That means residents who are discharged to a nursing home who have auditory impairment are at a greater risk for ending up back in the hospital. Providers must pay keen attention to hearing problems within their resident population, said Jan Blustein, a professor with NYU’s Robert F. Wagner School of Public Service, who also published another study last year on hearing loss among SNF residents.

“Nursing homes tend to be unaware that people have hearing loss,” Blustein told McKnight’s. “It’s not really on their radar screen, oddly, and one of the problems is that there’s often an assumption that someone who doesn’t answer questions appropriately may have cognitive issues or be depressed, rather than pure hearing loss. I think there is some confusion on the part of staff at nursing homes as to whether this is a problem of hearing loss or whether it’s just the usual glum effect of someone who is in a nursing home.”

Blustein noted that there are several commonsense, low-cost approaches that nursing homes can take to address this issue. Those include everything from conducting a hearing screening at intake, checking for earwax, using a whiteboard to communicate, shutting off the TV to eliminate background noise, and communicating face to face. She hopes to conduct further research to test out the use of devices to communication between providers and the elderly.

“It’s remarkable how many individuals who deal with older people don’t pay attention to hearing loss,” she said. “Generally, they need to just be aware of it and use very simple protocols to speak with people who have hearing loss.”  

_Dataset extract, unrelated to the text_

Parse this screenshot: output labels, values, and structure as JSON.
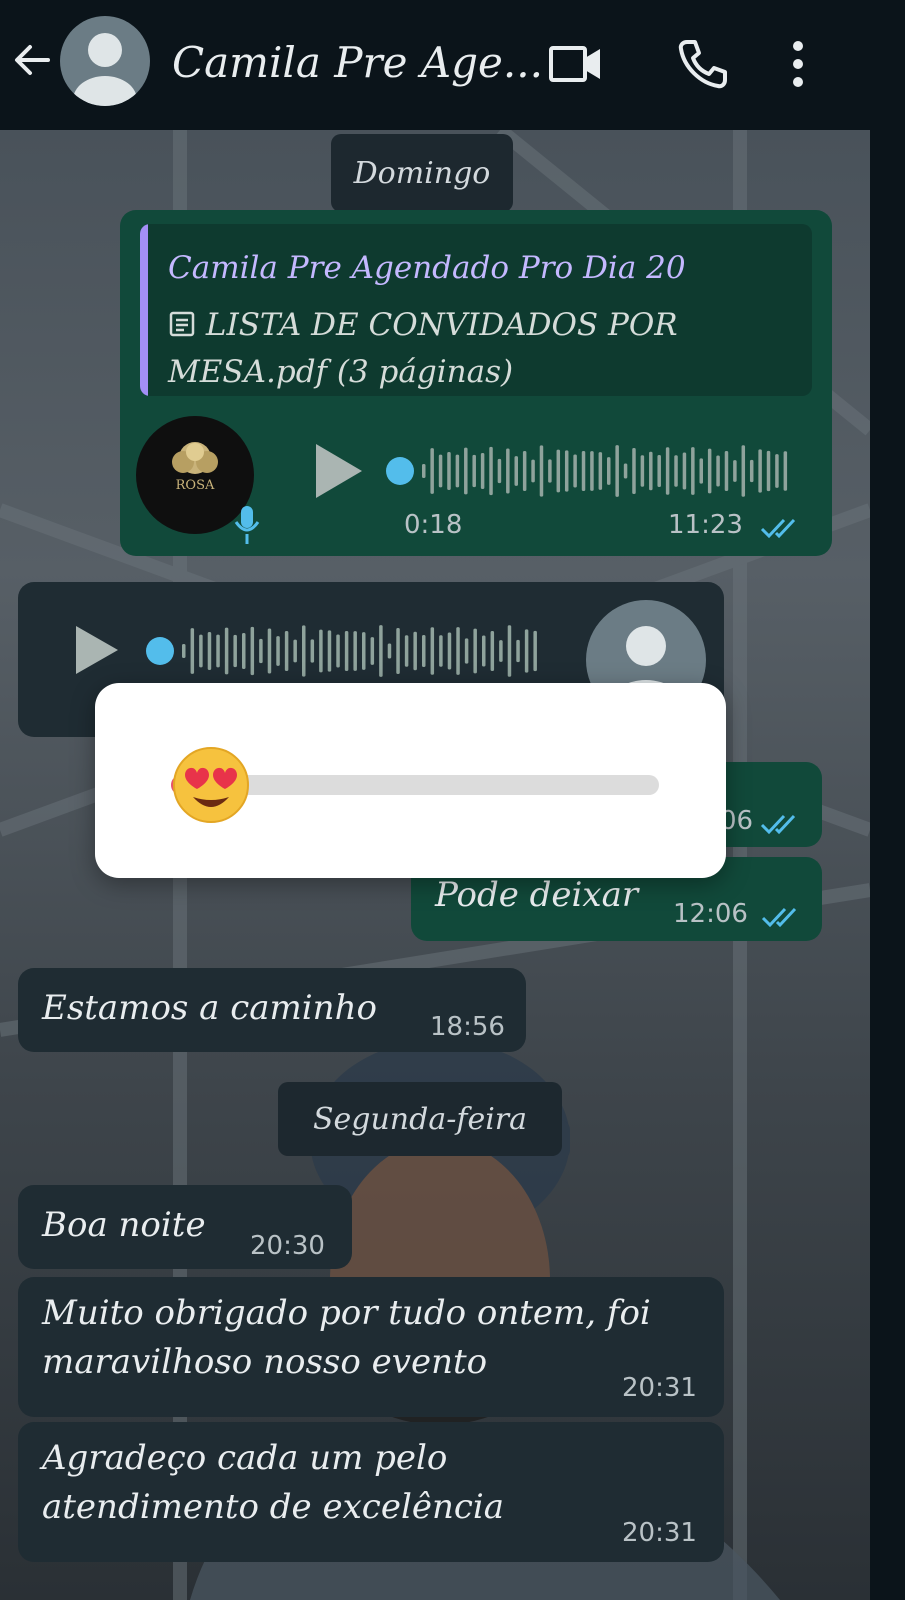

The new NYU study involved more than 4,400 participants age 65 and older and living in the community. All were hospitalized at least once between 2010 and 2013, and about 12% said hearing made it harder for them to communicate with providers.